If children are old enough to understand the treatment plan, they will be asked to agree with the plan as well. When a minor (a child less than 18 years of age) agrees with the plan, the child is giving assent. The healthcare team will help explain the treatment plan to children in words they can understand.
An endpoint is a measurable component of a clinical trial that helps the researchers to determine the effectiveness of the trial.
Treatment trial endpoints often include tumour response (if and how well a treatment worked as measured by tumour shrinkage or the time it took for a tumour to start growing). Endpoints also include participant survival. Disease-free survival and overall survival are 2 specific measures of survival.

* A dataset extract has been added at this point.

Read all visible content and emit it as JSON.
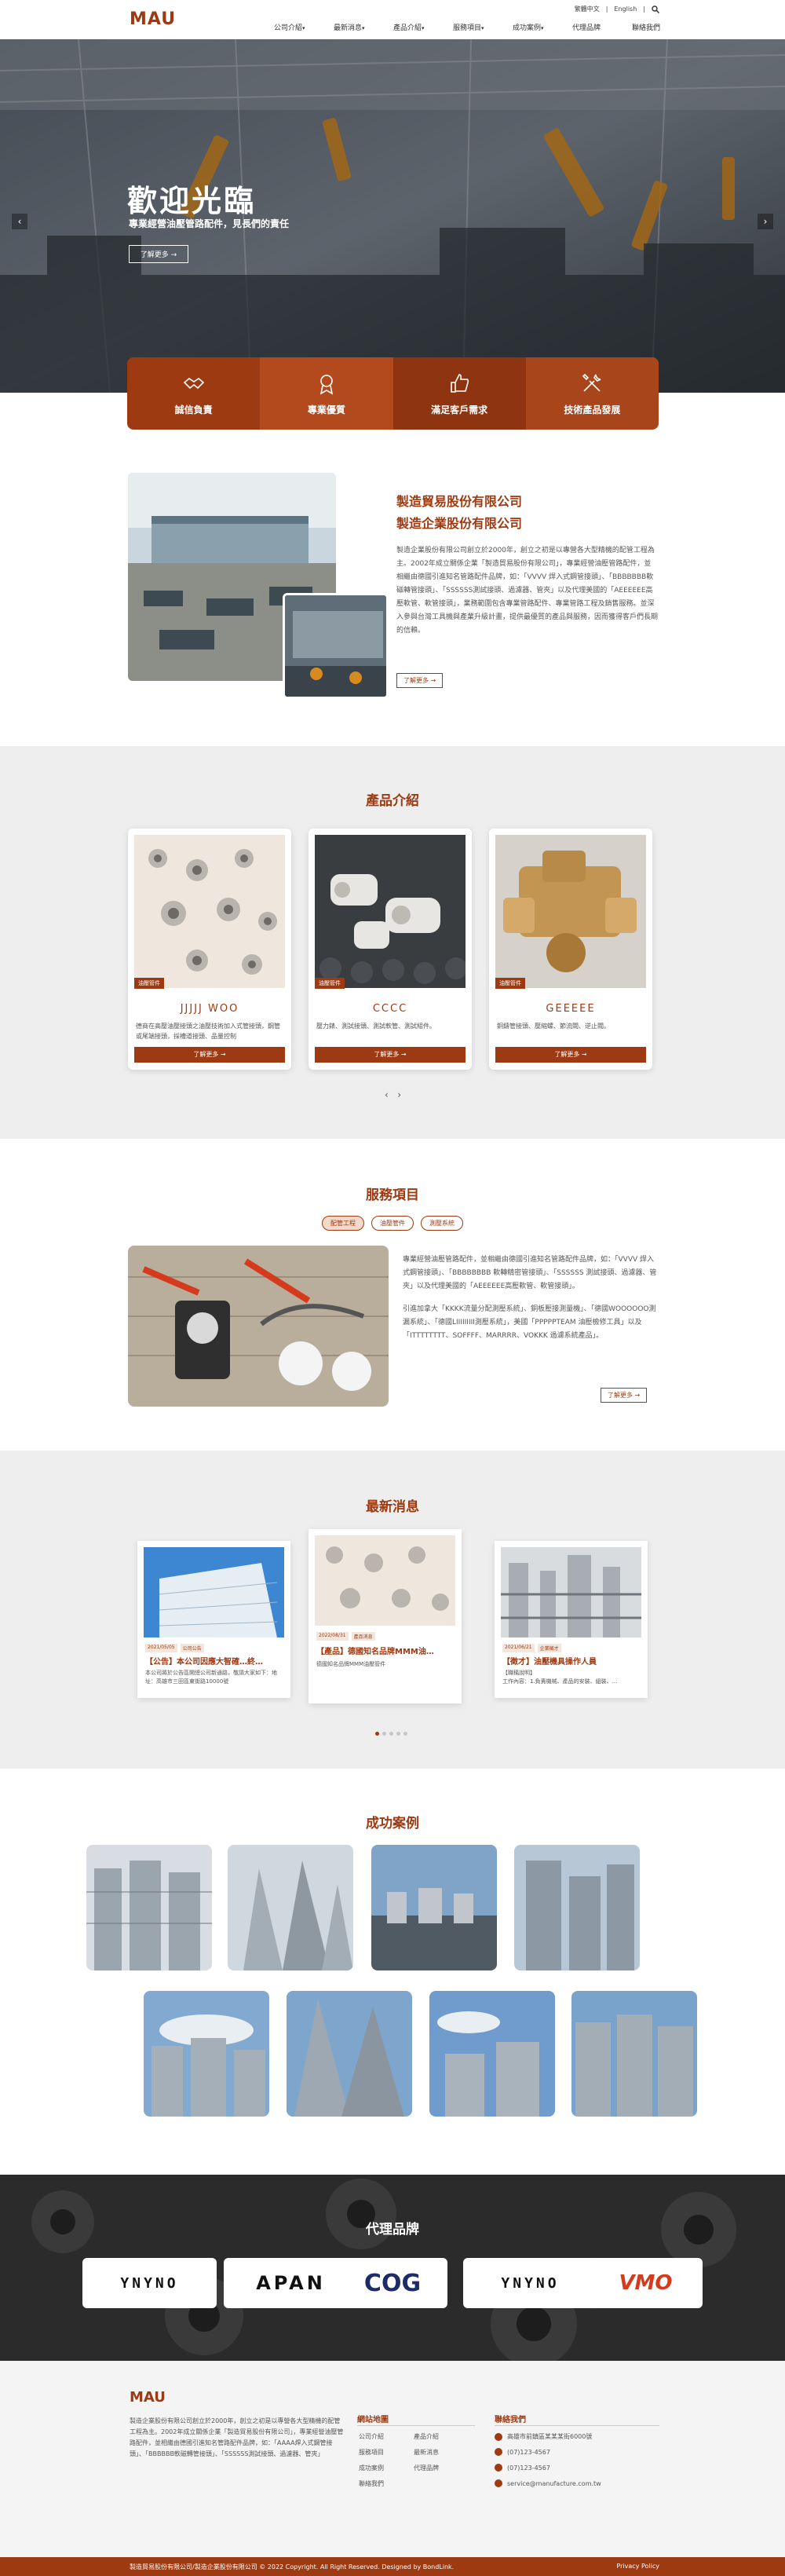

- Disease-free survival is the amount of time a participant survives without the cancer coming back (recurring).
- Overall survival is the amount of time a participant lives.
A supportive care trial endpoint may determine how well a person’s symptoms were controlled.

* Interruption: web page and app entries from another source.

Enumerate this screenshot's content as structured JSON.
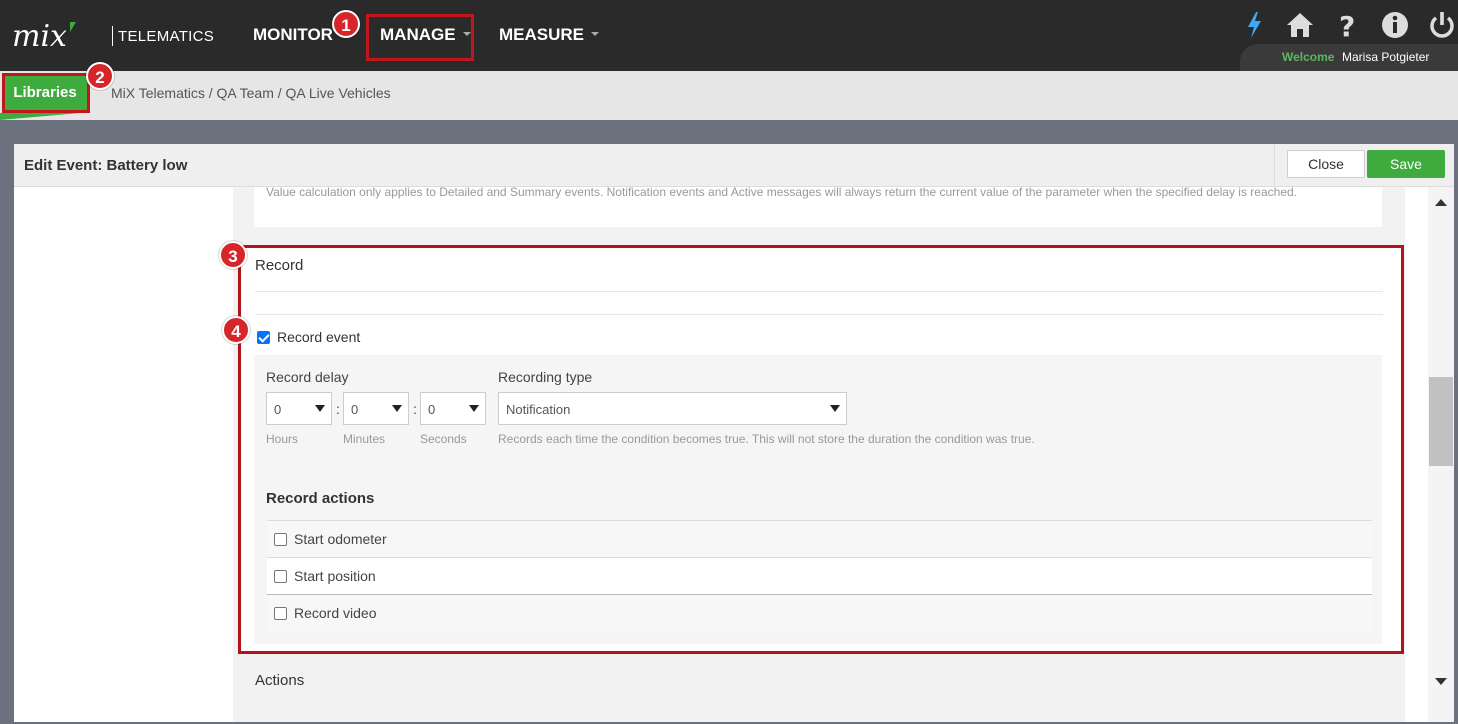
{
  "app": {
    "logo_text": "mix",
    "logo_sub": "TELEMATICS"
  },
  "nav": {
    "monitor": "MONITOR",
    "manage": "MANAGE",
    "measure": "MEASURE"
  },
  "annotations": {
    "one": "1",
    "two": "2",
    "three": "3",
    "four": "4"
  },
  "user": {
    "welcome": "Welcome",
    "name": "Marisa Potgieter"
  },
  "icons": [
    "lightning-icon",
    "home-icon",
    "help-icon",
    "info-icon",
    "power-icon"
  ],
  "breadcrumb": {
    "libraries": "Libraries",
    "path": "MiX Telematics / QA Team / QA Live Vehicles"
  },
  "panel": {
    "title": "Edit Event: Battery low",
    "close": "Close",
    "save": "Save",
    "info_text": "Value calculation only applies to Detailed and Summary events. Notification events and Active messages will always return the current value of the parameter when the specified delay is reached."
  },
  "record": {
    "title": "Record",
    "record_event_label": "Record event",
    "record_event_checked": true,
    "record_delay_label": "Record delay",
    "hours_value": "0",
    "minutes_value": "0",
    "seconds_value": "0",
    "colon": ":",
    "hours_label": "Hours",
    "minutes_label": "Minutes",
    "seconds_label": "Seconds",
    "recording_type_label": "Recording type",
    "recording_type_value": "Notification",
    "recording_type_hint": "Records each time the condition becomes true. This will not store the duration the condition was true.",
    "record_actions_title": "Record actions",
    "actions": [
      {
        "label": "Start odometer",
        "checked": false
      },
      {
        "label": "Start position",
        "checked": false
      },
      {
        "label": "Record video",
        "checked": false
      }
    ]
  },
  "actions_section": {
    "title": "Actions"
  },
  "colors": {
    "accent_green": "#3dab3d",
    "annotation_red": "#c0161c",
    "topbar": "#2a2a2a"
  }
}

In phase I and II clinical trials, researchers are trying to determine how to give experimental treatments safely and their effect in people with cancer. People in these studies usually receive the same treatment, although the dose, schedule or both may differ between participants.
In phase III studies, researchers are trying to compare new treatments with those that already exist, so there are usually 2 or more study groups or arms. Studies may be single armed, double armed or have multiple arms. Studies may also be planned (not yet open to participants), open (accepting participants) or closed (no more participants are needed).
In most cancer treatment trials in Canada, the provincial health insurance plan or the group sponsoring the study will cover the cost of care, medicine and testing. Taking part in a study may result in some costs or expenses for the person participating. These might include the cost of getting to the treatment centre or medicine to treat side effects of treatment, such as anti-nausea drugs. It’s a good idea to ask the healthcare team about possible additional costs. These extra costs are covered in some clinical trials.
After a clinical trial, researchers look carefully at all the results before making any conclusions about the study’s medical importance. The results of clinical trials are often published in scientific journals. A really important finding may also be reported in the media.
Taking part in a clinical trial is voluntary. People may leave the trial at any time. If they choose to leave the trial, they will continue to receive the best standard treatment. A person may withdraw from the study at their request, or sometimes in consultation with their study healthcare provider, if it is not in their best interest to continue.
A clinical trial may also be stopped if:
- it shows that the experimental treatment is not effective
- serious side effects occur
- it shows the experimental treatment is more effective than standard treatment
- In this case, all participants are offered the new treatment.